• The problem: The expected output is each line in the data below that includes the string "username".

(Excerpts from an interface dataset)
========================================================================

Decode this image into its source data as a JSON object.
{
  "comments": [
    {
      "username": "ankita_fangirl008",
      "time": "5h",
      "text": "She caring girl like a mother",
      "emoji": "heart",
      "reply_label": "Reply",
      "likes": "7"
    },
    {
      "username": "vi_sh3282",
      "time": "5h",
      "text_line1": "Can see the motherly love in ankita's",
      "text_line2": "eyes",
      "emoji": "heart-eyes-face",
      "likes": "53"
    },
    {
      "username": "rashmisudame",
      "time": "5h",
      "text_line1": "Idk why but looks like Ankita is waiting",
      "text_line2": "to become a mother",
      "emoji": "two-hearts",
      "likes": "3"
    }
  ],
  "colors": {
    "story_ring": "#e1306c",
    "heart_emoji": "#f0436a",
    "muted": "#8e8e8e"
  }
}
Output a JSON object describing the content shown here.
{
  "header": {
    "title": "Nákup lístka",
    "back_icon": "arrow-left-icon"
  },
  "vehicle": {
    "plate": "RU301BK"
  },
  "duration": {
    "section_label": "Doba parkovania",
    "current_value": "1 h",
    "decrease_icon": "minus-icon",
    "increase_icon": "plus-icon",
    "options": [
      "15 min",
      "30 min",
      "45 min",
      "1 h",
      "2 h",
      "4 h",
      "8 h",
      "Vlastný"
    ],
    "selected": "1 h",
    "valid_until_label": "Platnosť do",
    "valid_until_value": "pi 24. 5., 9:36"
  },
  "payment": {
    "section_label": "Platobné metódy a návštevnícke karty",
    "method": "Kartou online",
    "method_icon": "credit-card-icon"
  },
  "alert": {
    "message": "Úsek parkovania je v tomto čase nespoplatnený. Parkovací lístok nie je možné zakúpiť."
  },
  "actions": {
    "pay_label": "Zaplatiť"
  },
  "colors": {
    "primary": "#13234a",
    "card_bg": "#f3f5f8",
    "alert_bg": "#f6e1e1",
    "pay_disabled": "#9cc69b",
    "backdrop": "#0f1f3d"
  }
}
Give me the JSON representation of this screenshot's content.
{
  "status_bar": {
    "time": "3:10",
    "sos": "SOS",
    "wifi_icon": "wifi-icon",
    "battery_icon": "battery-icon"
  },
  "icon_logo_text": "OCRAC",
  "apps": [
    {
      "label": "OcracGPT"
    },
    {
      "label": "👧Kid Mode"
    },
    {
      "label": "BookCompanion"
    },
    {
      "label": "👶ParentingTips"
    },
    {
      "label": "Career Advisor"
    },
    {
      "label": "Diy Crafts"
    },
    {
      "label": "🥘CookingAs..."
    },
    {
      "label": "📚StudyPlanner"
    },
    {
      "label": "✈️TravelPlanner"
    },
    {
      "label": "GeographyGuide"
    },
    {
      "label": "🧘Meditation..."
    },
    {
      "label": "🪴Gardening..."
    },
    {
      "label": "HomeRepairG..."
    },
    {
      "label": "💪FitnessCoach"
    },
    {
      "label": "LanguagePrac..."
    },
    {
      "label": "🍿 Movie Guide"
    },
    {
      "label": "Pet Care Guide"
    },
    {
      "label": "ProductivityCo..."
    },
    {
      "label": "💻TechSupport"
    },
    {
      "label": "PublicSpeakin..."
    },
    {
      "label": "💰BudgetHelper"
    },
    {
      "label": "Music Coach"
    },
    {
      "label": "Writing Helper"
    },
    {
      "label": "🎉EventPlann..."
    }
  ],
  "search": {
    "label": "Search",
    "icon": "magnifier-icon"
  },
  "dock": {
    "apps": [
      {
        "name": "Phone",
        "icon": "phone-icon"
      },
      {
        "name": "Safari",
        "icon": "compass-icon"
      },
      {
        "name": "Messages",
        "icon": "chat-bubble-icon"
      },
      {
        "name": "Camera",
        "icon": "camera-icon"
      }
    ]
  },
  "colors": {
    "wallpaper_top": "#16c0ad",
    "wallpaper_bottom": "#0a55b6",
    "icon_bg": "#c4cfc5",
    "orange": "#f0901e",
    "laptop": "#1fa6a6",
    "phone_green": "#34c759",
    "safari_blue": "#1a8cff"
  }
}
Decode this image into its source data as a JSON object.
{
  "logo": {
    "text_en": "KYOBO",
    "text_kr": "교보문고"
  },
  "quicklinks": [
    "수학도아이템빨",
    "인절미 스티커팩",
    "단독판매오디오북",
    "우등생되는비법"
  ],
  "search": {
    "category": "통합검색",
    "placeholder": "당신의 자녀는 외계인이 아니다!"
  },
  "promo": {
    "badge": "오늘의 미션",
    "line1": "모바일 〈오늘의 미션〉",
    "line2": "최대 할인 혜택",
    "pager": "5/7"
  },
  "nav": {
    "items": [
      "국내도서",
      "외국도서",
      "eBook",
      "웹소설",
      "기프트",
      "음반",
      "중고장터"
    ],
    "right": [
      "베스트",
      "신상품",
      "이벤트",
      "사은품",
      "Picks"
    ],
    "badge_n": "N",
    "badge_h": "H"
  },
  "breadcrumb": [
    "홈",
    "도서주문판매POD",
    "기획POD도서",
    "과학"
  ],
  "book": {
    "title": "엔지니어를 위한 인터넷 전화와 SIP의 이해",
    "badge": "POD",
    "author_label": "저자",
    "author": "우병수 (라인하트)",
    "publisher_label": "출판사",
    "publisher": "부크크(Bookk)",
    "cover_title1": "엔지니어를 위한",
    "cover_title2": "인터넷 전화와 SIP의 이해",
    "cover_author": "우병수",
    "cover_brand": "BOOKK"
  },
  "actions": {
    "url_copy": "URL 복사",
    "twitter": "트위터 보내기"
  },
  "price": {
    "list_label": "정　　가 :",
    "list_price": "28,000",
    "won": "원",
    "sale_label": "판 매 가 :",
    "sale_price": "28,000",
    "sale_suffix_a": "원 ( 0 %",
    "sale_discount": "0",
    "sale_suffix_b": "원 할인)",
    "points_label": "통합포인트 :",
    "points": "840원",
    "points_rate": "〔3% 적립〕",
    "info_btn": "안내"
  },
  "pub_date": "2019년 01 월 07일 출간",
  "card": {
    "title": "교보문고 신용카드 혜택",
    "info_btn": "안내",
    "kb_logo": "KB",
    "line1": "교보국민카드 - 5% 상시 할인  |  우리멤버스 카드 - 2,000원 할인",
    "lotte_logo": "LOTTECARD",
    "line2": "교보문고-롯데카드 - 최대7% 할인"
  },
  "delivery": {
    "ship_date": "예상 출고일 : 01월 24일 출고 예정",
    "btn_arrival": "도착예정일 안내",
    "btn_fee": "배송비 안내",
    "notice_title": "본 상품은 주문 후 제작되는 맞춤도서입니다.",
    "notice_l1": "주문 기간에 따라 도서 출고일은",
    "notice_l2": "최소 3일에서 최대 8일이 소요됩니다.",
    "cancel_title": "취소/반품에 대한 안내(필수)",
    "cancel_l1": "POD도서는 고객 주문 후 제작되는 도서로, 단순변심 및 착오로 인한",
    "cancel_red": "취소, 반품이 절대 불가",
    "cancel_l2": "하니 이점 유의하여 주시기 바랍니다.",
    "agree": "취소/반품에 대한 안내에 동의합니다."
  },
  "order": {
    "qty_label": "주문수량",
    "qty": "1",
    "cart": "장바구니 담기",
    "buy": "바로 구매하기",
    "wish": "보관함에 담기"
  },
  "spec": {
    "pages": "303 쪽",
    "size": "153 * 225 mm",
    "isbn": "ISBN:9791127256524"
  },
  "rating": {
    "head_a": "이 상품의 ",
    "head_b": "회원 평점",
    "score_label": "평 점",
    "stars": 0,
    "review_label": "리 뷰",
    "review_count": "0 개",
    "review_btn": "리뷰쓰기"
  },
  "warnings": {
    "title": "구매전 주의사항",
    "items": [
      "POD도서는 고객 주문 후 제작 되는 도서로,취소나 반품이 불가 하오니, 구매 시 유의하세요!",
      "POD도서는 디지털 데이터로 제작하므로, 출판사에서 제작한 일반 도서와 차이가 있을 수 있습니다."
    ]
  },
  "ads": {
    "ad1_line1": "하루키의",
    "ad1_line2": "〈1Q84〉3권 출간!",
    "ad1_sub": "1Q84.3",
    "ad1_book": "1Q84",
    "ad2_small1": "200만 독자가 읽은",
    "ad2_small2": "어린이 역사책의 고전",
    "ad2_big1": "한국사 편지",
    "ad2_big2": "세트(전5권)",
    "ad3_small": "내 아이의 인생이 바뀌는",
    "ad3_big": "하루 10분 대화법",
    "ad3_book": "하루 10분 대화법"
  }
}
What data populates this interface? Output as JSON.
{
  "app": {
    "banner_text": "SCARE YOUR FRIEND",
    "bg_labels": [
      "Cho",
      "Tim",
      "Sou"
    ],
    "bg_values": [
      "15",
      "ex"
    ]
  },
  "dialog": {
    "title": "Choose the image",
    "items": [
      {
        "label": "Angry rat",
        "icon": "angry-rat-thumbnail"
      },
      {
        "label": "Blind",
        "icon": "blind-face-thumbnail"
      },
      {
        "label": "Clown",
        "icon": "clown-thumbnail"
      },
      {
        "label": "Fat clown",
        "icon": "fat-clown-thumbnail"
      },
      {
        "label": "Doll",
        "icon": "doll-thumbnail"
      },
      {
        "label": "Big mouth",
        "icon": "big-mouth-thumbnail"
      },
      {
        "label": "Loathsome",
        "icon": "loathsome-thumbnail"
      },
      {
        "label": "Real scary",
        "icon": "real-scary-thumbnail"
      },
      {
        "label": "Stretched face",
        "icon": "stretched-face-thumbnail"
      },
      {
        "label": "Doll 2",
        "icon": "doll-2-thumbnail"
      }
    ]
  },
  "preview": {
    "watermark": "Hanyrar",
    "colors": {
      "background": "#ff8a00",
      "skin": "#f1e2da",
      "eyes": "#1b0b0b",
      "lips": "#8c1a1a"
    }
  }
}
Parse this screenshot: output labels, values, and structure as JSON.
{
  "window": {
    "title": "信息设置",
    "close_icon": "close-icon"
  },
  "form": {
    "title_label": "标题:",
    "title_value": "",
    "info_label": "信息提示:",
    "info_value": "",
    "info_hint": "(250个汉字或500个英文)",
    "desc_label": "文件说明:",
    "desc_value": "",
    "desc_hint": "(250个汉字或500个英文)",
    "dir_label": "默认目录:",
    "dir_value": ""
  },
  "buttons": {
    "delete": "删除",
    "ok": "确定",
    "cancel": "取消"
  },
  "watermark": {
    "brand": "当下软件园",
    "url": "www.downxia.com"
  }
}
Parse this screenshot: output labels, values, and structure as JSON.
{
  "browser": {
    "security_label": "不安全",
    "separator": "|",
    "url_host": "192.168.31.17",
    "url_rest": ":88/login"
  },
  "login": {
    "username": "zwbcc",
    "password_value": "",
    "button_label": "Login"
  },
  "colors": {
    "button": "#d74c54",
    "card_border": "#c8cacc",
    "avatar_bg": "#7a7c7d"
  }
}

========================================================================

• Response to this exercise:
      "username": "ankita_fangirl008",
      "username": "vi_sh3282",
      "username": "rashmisudame",
    "username": "zwbcc",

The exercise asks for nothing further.